Averting a Financial Crisis for Your Association

Averting a Financial Crisis for Your Association

By Keith F. Backer, Esq. / Published July 2020

Photo by iStockphoto.com/marchmeena29

Many communities have raised concerns about the effects the coronavirus pandemic will have on the financial ability of their owners to pay their maintenance and other assessments in a timely manner. Not only may investment income have fallen off for retirees, but many owners have lost income when businesses suspended operation.

Community associations establish budgets based upon the anticipated financial needs of their communities. Most budgets allow for some bad debt, but budgets created in 2019 and early 2020 did not anticipate the effects of a surprise global pandemic. If owners do not pay their obligations to their associations on time, a financial crisis may befall associations that do not stay on top of their collections. Boards who implement policies to address the lack of payments must be mindful not to allow their desire to remain sympathetic to their neighbors compromise the ability of their associations to fulfill their own financial commitments.

Boards should consider establishing written policies about when and under what circumstances the association will consider accommodating those who cannot pay on time. An objective evaluation of each owner’s circumstances and decisions based upon objective criteria may help avoid the suggestion that the board is acting arbitrarily or selectively.



Owners should never be relieved from paying the principal amount owed; that may be construed to be altering the share of the common expenses that owners are required to pay in contravention of the requirements of the HOA Act and would be inconsistent with a specific prohibition of that practice in the Condominium Act. There may be other legal limitations on an association’s ability to compromise its claims that warrant counsel from the association’s attorney. How long will the association allow an owner to delay payment? What evidence of financial hardship will be acceptable? These are the pol-icy issues boards should be considering now.

It may be imprudent to announce changes in collection policy to the members in an email blast or other communication to the owners at large. As much as boards may want to ease the minds of those owners who are experiencing financial difficulty, regrettably, some may take that information as permission to delay payment even when their ability to pay has not been impaired by the effects of the pandemic. If too many owners do not pay, it will be the association that will be burdened by financial problems.

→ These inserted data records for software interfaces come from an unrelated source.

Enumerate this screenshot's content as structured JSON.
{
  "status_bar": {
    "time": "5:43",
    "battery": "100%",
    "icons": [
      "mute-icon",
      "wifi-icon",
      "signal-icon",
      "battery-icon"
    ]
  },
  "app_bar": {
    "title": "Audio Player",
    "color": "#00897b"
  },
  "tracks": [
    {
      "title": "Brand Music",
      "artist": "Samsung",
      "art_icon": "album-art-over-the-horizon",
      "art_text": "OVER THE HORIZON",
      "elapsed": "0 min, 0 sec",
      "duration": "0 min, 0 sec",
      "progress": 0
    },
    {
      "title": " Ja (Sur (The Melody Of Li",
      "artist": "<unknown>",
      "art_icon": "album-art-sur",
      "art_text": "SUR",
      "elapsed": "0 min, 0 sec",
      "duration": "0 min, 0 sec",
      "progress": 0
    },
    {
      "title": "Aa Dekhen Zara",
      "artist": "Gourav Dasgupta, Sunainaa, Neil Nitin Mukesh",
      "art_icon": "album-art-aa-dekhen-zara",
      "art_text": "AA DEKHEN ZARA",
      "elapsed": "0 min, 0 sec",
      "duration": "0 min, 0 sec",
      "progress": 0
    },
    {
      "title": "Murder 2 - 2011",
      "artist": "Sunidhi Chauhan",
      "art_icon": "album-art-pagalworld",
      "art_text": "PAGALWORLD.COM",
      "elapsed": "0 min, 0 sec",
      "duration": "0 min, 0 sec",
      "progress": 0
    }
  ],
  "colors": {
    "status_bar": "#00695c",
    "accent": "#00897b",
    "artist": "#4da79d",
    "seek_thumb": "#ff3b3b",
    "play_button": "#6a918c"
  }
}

At the time this article is being written, it is not possible to estimate the economic impact the pandemic will have on communities. The time to start planning is now.

Keith F. Backer, Esq.

Partner, Backer Aboud Poliakoff & Foelster

Keith F. Backer, Esq., is a partner of Backer Aboud Poliakoff & Foelster, a law firm serving community associations in Palm Beach, Broward, and Miami-Dade Counties. The Firm was founded by Mr. Backer, a Florida Bar Board Certified Specialist in Condominium and Planned Development law with more than 30 years of legal experience in Florida. The law firm was created to provide community associations with the highest quality legal services with a degree of personal attention often difficult to obtain at larger firms. For more information on Backer Aboud Poliakoff and Foelster, call (800) 251-3562, email kbacker@bapflaw.com, or visit www.bapflaw.com.